## DATA UNDER STUDY
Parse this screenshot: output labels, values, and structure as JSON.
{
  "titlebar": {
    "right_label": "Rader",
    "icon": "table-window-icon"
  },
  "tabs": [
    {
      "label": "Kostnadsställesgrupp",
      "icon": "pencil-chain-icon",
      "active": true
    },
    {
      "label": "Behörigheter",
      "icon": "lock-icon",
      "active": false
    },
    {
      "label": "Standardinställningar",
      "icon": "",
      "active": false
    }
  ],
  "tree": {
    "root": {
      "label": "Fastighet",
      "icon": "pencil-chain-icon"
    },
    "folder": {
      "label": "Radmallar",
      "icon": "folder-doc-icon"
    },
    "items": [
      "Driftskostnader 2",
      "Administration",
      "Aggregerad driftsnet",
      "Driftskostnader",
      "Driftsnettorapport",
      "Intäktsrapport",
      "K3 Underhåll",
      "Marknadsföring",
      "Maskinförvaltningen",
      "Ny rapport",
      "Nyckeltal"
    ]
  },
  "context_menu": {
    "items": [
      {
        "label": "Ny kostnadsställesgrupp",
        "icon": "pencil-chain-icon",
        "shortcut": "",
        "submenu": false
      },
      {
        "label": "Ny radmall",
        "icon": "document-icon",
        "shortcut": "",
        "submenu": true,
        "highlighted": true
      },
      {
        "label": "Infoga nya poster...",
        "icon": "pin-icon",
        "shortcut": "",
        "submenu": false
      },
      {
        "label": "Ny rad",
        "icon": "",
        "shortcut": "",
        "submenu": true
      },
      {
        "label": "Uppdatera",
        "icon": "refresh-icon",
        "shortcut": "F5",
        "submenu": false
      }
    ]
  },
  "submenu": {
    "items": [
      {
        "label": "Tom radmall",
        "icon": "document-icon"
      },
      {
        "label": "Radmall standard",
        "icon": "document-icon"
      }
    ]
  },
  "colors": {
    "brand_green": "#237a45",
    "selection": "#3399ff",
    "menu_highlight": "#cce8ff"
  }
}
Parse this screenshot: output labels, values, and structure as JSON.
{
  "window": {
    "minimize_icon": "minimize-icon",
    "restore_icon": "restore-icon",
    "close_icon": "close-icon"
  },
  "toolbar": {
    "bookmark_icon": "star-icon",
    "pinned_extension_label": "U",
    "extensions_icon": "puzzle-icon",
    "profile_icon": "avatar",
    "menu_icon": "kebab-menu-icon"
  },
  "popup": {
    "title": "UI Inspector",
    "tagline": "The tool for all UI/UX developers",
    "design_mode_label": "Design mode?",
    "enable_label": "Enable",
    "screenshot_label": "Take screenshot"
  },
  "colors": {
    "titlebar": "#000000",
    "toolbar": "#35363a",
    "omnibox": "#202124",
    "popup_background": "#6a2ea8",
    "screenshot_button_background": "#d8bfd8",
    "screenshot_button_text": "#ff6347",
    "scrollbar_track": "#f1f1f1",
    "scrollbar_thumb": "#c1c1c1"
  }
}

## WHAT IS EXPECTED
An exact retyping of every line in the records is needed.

## THE ANSWER
Parse this screenshot: output labels, values, and structure as JSON.
{
  "titlebar": {
    "right_label": "Rader",
    "icon": "table-window-icon"
  },
  "tabs": [
    {
      "label": "Kostnadsställesgrupp",
      "icon": "pencil-chain-icon",
      "active": true
    },
    {
      "label": "Behörigheter",
      "icon": "lock-icon",
      "active": false
    },
    {
      "label": "Standardinställningar",
      "icon": "",
      "active": false
    }
  ],
  "tree": {
    "root": {
      "label": "Fastighet",
      "icon": "pencil-chain-icon"
    },
    "folder": {
      "label": "Radmallar",
      "icon": "folder-doc-icon"
    },
    "items": [
      "Driftskostnader 2",
      "Administration",
      "Aggregerad driftsnet",
      "Driftskostnader",
      "Driftsnettorapport",
      "Intäktsrapport",
      "K3 Underhåll",
      "Marknadsföring",
      "Maskinförvaltningen",
      "Ny rapport",
      "Nyckeltal"
    ]
  },
  "context_menu": {
    "items": [
      {
        "label": "Ny kostnadsställesgrupp",
        "icon": "pencil-chain-icon",
        "shortcut": "",
        "submenu": false
      },
      {
        "label": "Ny radmall",
        "icon": "document-icon",
        "shortcut": "",
        "submenu": true,
        "highlighted": true
      },
      {
        "label": "Infoga nya poster...",
        "icon": "pin-icon",
        "shortcut": "",
        "submenu": false
      },
      {
        "label": "Ny rad",
        "icon": "",
        "shortcut": "",
        "submenu": true
      },
      {
        "label": "Uppdatera",
        "icon": "refresh-icon",
        "shortcut": "F5",
        "submenu": false
      }
    ]
  },
  "submenu": {
    "items": [
      {
        "label": "Tom radmall",
        "icon": "document-icon"
      },
      {
        "label": "Radmall standard",
        "icon": "document-icon"
      }
    ]
  },
  "colors": {
    "brand_green": "#237a45",
    "selection": "#3399ff",
    "menu_highlight": "#cce8ff"
  }
}
Parse this screenshot: output labels, values, and structure as JSON.
{
  "window": {
    "minimize_icon": "minimize-icon",
    "restore_icon": "restore-icon",
    "close_icon": "close-icon"
  },
  "toolbar": {
    "bookmark_icon": "star-icon",
    "pinned_extension_label": "U",
    "extensions_icon": "puzzle-icon",
    "profile_icon": "avatar",
    "menu_icon": "kebab-menu-icon"
  },
  "popup": {
    "title": "UI Inspector",
    "tagline": "The tool for all UI/UX developers",
    "design_mode_label": "Design mode?",
    "enable_label": "Enable",
    "screenshot_label": "Take screenshot"
  },
  "colors": {
    "titlebar": "#000000",
    "toolbar": "#35363a",
    "omnibox": "#202124",
    "popup_background": "#6a2ea8",
    "screenshot_button_background": "#d8bfd8",
    "screenshot_button_text": "#ff6347",
    "scrollbar_track": "#f1f1f1",
    "scrollbar_thumb": "#c1c1c1"
  }
}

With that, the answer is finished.